DIRECTIONS FOR THIS TASK: In the records that come next, find every line with "kind". Return those lines.

*** Begin section ***

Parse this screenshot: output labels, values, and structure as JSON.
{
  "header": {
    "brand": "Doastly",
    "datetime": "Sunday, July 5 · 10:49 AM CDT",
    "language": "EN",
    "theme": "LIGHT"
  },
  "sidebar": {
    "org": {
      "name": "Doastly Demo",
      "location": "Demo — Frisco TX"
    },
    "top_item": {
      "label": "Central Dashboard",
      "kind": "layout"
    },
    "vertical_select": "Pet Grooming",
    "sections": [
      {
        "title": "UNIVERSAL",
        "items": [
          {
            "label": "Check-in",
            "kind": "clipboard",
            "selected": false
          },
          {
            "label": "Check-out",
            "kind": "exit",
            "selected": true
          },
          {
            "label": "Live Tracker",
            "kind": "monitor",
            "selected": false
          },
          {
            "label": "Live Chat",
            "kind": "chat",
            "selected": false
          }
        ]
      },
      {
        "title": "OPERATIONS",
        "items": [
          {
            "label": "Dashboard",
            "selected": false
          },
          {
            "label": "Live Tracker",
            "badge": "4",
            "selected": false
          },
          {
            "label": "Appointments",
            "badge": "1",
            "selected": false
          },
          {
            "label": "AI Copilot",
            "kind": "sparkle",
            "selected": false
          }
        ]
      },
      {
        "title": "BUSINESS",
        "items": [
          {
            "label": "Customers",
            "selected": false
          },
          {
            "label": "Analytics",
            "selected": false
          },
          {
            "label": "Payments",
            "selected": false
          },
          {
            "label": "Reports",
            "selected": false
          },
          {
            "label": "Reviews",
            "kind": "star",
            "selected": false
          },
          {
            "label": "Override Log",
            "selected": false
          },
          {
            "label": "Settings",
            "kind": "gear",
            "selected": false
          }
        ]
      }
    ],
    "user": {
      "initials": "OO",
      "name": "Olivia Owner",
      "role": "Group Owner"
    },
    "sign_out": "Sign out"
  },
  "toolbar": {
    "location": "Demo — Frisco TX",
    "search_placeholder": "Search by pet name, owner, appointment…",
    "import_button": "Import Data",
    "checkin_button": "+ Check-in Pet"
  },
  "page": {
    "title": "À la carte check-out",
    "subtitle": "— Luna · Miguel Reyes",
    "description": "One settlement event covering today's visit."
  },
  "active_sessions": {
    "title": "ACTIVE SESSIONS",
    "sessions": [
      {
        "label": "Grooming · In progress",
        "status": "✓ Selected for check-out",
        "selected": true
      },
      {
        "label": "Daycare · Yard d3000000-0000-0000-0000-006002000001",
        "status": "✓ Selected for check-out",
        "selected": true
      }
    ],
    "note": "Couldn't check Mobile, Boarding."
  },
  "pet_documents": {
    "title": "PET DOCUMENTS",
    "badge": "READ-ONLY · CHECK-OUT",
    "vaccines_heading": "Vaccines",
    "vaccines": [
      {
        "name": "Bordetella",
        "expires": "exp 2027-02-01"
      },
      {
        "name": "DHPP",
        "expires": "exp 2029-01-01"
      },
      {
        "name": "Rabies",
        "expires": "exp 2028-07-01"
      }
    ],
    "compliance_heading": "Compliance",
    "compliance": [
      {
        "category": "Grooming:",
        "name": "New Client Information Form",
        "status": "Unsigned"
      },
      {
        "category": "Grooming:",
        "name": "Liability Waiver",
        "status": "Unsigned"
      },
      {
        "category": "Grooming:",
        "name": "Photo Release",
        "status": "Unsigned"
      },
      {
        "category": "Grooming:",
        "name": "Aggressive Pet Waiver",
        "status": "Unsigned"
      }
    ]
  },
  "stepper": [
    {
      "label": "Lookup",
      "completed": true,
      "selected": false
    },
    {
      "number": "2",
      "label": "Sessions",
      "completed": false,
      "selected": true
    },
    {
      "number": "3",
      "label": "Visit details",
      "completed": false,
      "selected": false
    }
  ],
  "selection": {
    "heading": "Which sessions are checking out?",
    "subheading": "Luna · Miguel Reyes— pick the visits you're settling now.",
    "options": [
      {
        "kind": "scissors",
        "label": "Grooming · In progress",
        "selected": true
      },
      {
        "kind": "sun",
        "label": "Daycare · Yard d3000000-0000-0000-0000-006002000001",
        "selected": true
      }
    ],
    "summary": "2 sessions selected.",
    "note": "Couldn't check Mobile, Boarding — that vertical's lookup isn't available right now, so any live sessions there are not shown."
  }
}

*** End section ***
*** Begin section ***

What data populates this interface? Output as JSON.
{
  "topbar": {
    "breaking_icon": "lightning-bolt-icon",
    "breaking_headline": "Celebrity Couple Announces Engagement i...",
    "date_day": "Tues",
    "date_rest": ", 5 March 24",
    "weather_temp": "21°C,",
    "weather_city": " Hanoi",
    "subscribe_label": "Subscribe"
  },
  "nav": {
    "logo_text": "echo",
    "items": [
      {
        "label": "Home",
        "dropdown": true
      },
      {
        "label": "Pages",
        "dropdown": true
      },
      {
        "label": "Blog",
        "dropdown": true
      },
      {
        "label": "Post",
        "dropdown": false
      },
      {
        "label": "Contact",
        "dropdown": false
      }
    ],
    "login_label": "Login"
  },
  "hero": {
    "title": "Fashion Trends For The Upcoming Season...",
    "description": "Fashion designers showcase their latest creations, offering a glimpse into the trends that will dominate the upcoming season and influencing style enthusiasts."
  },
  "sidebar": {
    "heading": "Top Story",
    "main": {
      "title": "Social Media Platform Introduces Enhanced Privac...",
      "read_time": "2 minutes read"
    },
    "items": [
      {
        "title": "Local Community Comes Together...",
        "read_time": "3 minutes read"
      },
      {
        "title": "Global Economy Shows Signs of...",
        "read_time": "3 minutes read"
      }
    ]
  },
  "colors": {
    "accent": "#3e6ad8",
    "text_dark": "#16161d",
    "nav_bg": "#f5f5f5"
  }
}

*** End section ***

PROBLEM SOLUTION:
      "kind": "layout"
            "kind": "clipboard",
            "kind": "exit",
            "kind": "monitor",
            "kind": "chat",
            "kind": "sparkle",
            "kind": "star",
            "kind": "gear",
        "kind": "scissors",
        "kind": "sun",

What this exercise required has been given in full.